▶ _Your assignment_
A line belongs in the answer if it contains "training"; copy every such line from the entries below.

:: Provided data ::

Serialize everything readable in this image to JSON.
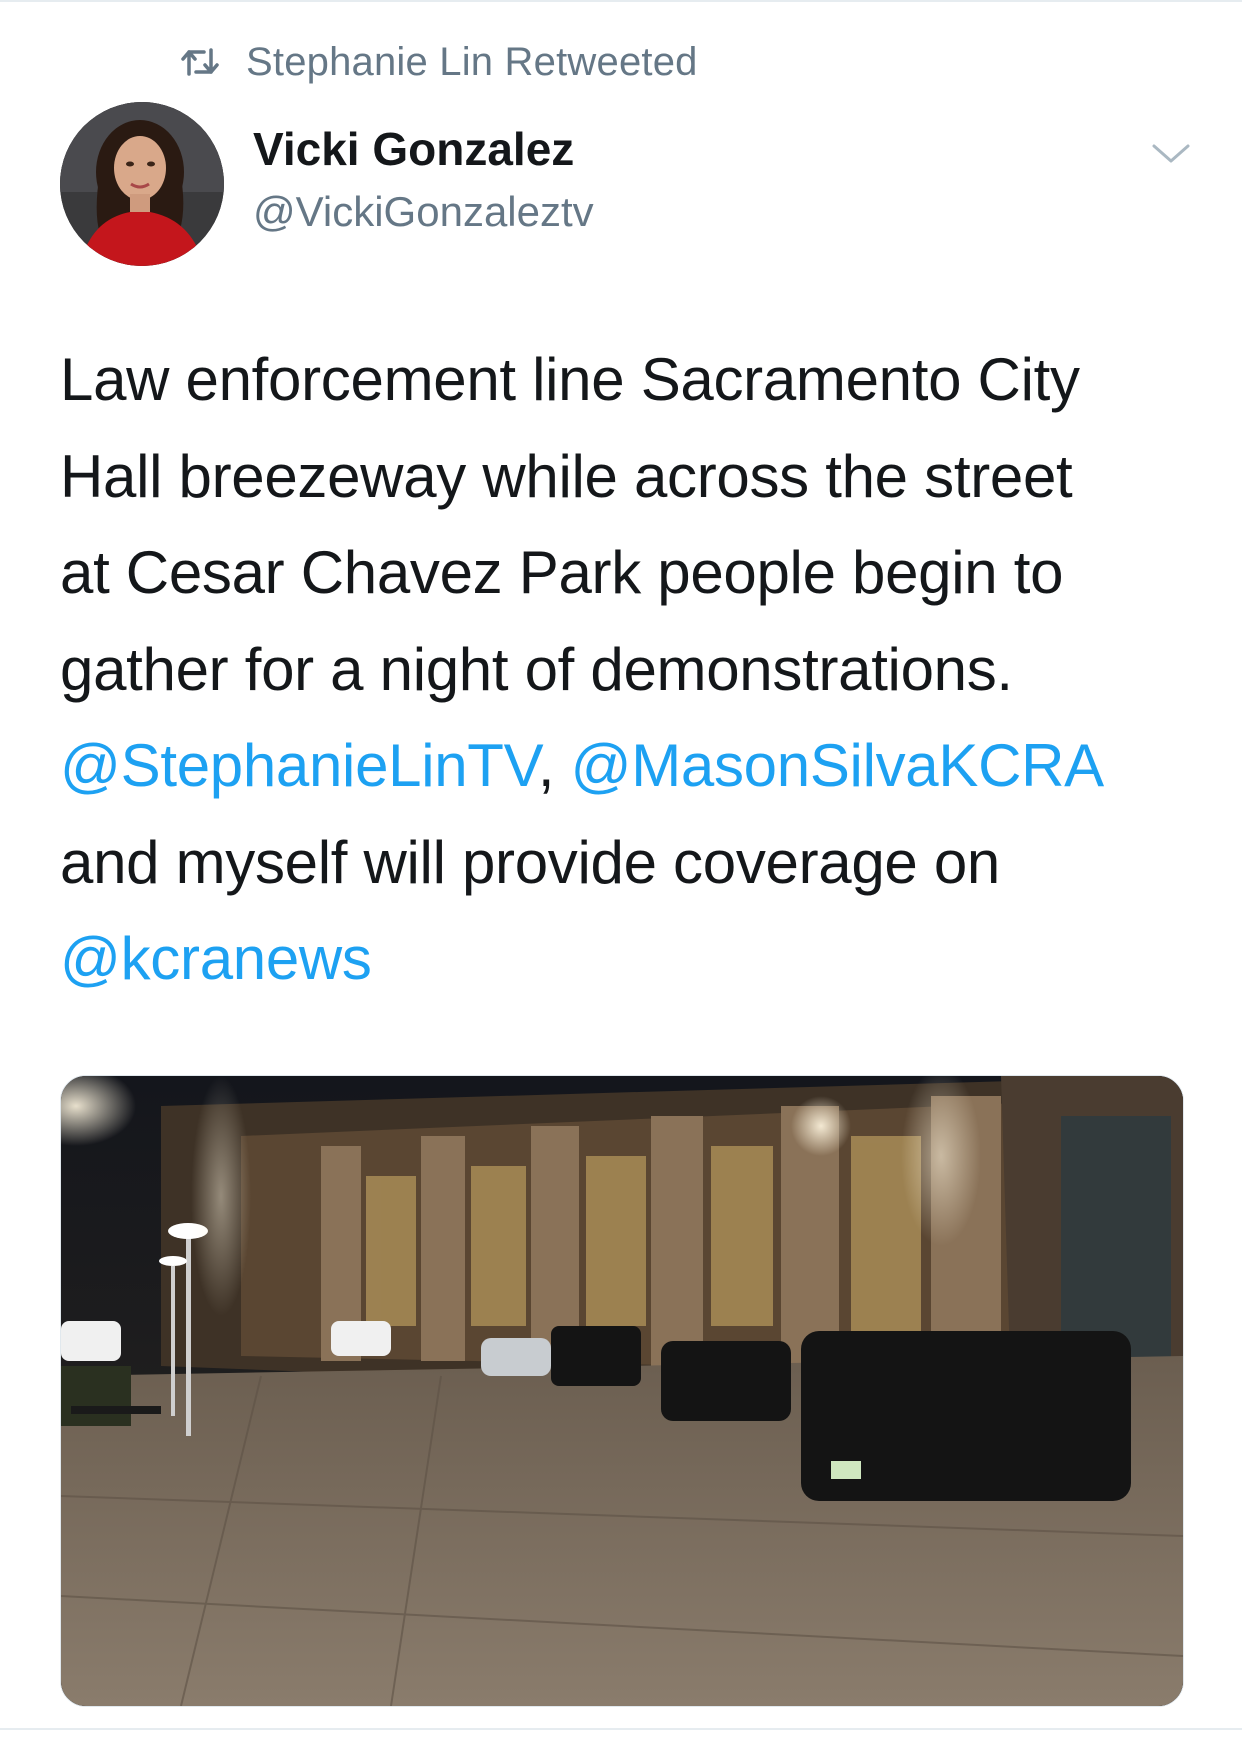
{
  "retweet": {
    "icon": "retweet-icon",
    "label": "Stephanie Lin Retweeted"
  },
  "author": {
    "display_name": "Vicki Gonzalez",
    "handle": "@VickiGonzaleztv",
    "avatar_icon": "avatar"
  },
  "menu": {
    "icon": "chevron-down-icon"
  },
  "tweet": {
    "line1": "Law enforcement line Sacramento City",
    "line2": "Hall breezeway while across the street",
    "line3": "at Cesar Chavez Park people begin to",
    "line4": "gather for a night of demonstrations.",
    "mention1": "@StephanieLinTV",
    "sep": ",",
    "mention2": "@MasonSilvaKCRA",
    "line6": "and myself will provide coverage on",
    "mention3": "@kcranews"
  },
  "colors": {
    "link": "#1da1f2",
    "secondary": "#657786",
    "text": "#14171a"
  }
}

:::
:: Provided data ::

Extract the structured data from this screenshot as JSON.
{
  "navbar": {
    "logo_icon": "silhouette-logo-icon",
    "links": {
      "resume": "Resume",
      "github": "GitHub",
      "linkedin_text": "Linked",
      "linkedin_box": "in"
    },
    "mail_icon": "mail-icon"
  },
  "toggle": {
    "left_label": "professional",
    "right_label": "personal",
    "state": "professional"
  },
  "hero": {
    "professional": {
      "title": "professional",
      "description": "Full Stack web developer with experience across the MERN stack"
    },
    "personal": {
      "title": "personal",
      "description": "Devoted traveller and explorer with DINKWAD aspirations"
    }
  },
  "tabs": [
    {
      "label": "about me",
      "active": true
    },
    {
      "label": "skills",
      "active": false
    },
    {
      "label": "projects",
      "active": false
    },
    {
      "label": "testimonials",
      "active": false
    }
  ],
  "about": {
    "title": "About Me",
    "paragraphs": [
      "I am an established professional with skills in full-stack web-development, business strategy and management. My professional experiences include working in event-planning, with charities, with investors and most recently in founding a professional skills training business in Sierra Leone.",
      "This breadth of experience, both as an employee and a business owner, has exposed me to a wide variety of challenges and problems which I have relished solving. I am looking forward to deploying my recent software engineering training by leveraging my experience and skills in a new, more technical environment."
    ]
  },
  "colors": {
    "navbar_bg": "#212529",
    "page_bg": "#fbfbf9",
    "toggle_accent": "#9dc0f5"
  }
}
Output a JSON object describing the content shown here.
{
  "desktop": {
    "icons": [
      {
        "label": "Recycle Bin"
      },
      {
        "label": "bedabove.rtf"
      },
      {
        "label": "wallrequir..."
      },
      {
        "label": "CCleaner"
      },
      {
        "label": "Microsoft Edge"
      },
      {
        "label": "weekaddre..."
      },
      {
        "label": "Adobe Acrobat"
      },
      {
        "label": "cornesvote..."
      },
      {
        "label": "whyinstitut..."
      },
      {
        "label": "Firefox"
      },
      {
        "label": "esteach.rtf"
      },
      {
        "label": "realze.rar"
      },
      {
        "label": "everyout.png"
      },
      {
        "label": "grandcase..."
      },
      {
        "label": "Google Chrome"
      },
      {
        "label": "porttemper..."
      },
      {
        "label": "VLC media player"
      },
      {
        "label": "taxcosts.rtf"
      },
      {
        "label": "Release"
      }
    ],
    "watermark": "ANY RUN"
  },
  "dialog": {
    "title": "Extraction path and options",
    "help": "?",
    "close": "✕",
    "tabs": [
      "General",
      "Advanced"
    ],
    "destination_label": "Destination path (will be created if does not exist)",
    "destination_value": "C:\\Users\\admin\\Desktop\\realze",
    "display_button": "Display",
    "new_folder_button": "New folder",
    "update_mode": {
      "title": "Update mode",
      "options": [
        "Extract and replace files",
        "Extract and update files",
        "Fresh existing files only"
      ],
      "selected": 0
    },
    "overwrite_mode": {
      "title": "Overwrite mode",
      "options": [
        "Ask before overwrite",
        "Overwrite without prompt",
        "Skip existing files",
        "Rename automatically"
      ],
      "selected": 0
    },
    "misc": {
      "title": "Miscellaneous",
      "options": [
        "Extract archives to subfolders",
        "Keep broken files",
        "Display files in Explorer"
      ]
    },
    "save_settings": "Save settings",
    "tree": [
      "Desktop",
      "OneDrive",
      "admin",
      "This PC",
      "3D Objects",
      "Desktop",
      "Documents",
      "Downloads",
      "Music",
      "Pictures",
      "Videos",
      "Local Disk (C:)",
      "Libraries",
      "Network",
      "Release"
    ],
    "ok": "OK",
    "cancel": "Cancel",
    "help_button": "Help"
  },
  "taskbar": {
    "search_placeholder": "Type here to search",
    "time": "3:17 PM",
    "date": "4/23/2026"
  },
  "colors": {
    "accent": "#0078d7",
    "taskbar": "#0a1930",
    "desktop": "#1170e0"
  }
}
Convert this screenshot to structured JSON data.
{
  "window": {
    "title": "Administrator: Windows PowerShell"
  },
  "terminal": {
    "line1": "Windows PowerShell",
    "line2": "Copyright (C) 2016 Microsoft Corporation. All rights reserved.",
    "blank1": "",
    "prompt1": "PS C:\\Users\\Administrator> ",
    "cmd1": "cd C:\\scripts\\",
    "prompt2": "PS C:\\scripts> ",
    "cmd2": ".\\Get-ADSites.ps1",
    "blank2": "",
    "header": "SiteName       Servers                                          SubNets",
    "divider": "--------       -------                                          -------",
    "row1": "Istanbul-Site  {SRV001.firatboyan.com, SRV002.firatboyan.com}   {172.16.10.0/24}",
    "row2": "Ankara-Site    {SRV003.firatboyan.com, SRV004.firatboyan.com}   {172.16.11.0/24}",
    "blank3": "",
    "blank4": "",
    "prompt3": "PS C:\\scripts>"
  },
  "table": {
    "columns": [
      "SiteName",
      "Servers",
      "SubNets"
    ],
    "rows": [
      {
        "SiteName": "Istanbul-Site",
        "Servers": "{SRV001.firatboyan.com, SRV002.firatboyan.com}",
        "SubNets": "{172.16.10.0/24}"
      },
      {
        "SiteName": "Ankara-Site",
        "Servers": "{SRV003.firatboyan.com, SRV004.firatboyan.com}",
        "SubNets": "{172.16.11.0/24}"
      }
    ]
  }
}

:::

▶ _Answer to this exercise_
      "I am an established professional with skills in full-stack web-development, business strategy and management. My professional experiences include working in event-planning, with charities, with investors and most recently in founding a professional skills training business in Sierra Leone.",
      "This breadth of experience, both as an employee and a business owner, has exposed me to a wide variety of challenges and problems which I have relished solving. I am looking forward to deploying my recent software engineering training by leveraging my experience and skills in a new, more technical environment."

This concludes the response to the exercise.